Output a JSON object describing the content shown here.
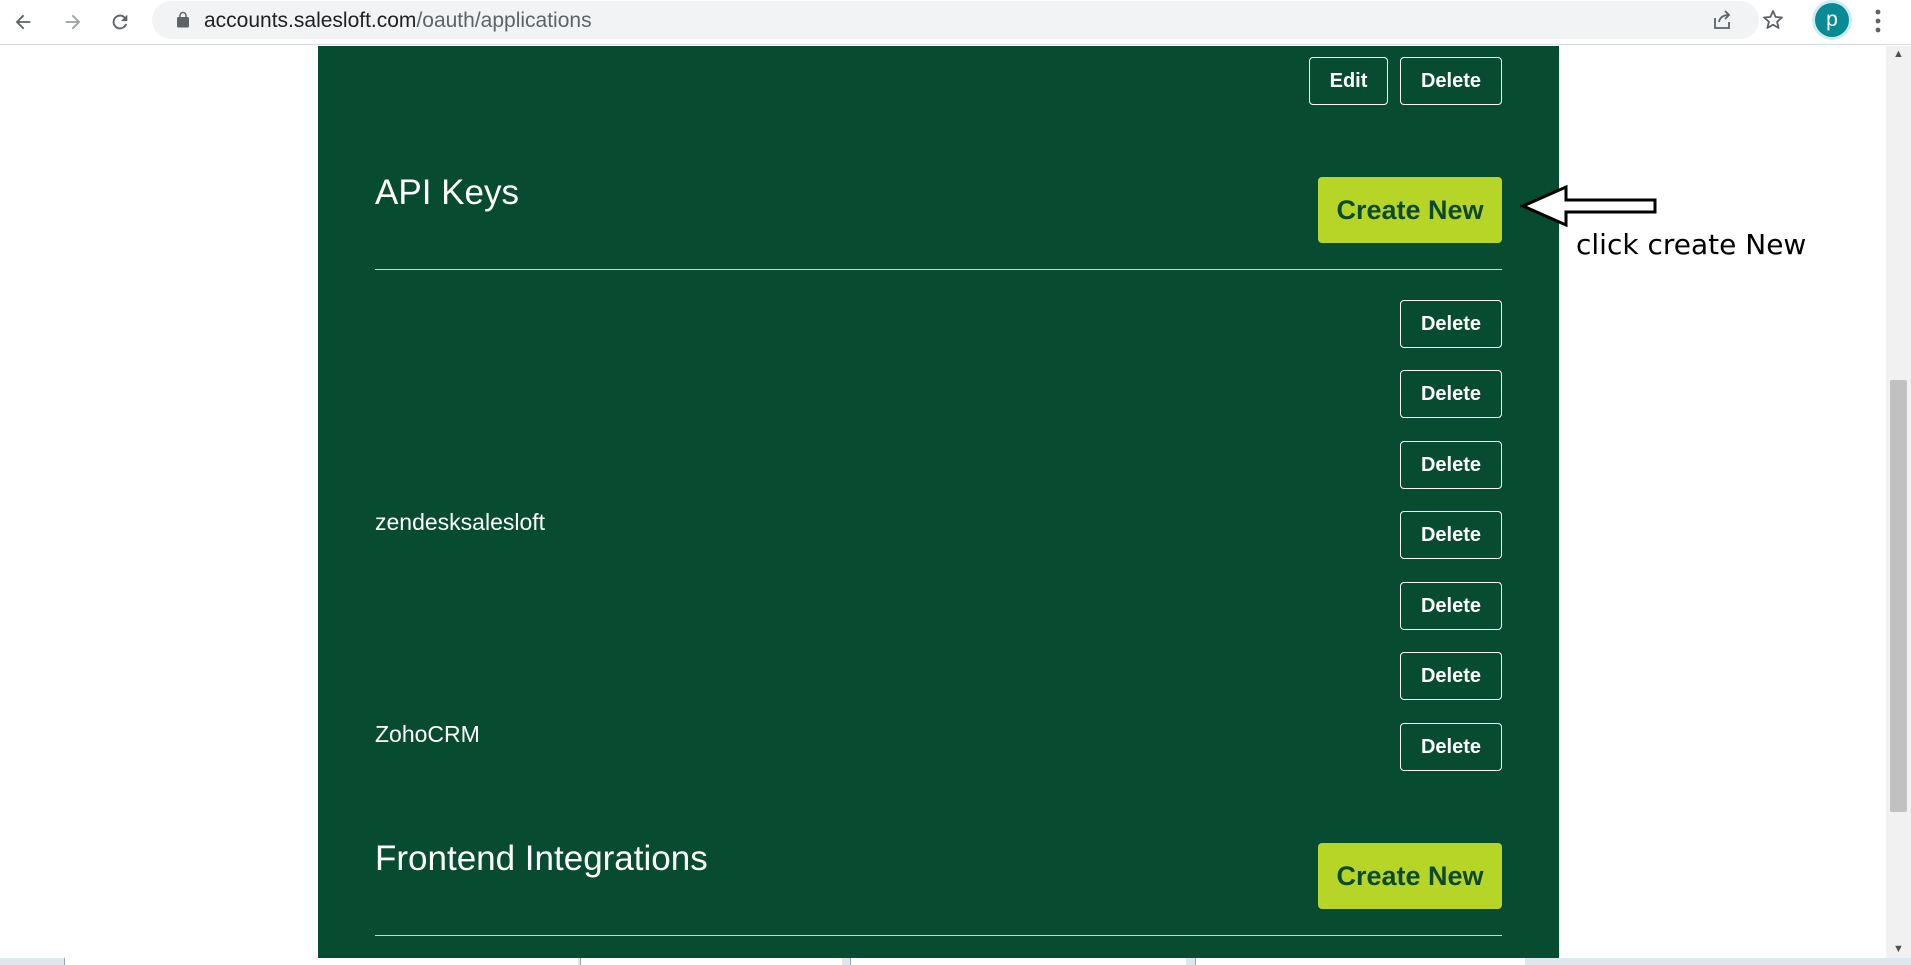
{
  "browser": {
    "url_domain": "accounts.salesloft.com",
    "url_path": "/oauth/applications",
    "profile_initial": "p"
  },
  "top_actions": {
    "edit_label": "Edit",
    "delete_label": "Delete"
  },
  "api_keys": {
    "title": "API Keys",
    "create_label": "Create New",
    "rows": [
      {
        "name": "",
        "delete_label": "Delete"
      },
      {
        "name": "",
        "delete_label": "Delete"
      },
      {
        "name": "",
        "delete_label": "Delete"
      },
      {
        "name": "zendesksalesloft",
        "delete_label": "Delete"
      },
      {
        "name": "",
        "delete_label": "Delete"
      },
      {
        "name": "",
        "delete_label": "Delete"
      },
      {
        "name": "ZohoCRM",
        "delete_label": "Delete"
      }
    ]
  },
  "frontend_integrations": {
    "title": "Frontend Integrations",
    "create_label": "Create New"
  },
  "annotation": {
    "text": "click create New"
  },
  "colors": {
    "panel_bg": "#074b30",
    "primary_button": "#b7d527",
    "primary_text": "#0c4a2d",
    "avatar": "#0a8a94"
  }
}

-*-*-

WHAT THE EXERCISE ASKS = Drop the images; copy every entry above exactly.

COMPLETED TASK =
Output a JSON object describing the content shown here.
{
  "browser": {
    "url_domain": "accounts.salesloft.com",
    "url_path": "/oauth/applications",
    "profile_initial": "p"
  },
  "top_actions": {
    "edit_label": "Edit",
    "delete_label": "Delete"
  },
  "api_keys": {
    "title": "API Keys",
    "create_label": "Create New",
    "rows": [
      {
        "name": "",
        "delete_label": "Delete"
      },
      {
        "name": "",
        "delete_label": "Delete"
      },
      {
        "name": "",
        "delete_label": "Delete"
      },
      {
        "name": "zendesksalesloft",
        "delete_label": "Delete"
      },
      {
        "name": "",
        "delete_label": "Delete"
      },
      {
        "name": "",
        "delete_label": "Delete"
      },
      {
        "name": "ZohoCRM",
        "delete_label": "Delete"
      }
    ]
  },
  "frontend_integrations": {
    "title": "Frontend Integrations",
    "create_label": "Create New"
  },
  "annotation": {
    "text": "click create New"
  },
  "colors": {
    "panel_bg": "#074b30",
    "primary_button": "#b7d527",
    "primary_text": "#0c4a2d",
    "avatar": "#0a8a94"
  }
}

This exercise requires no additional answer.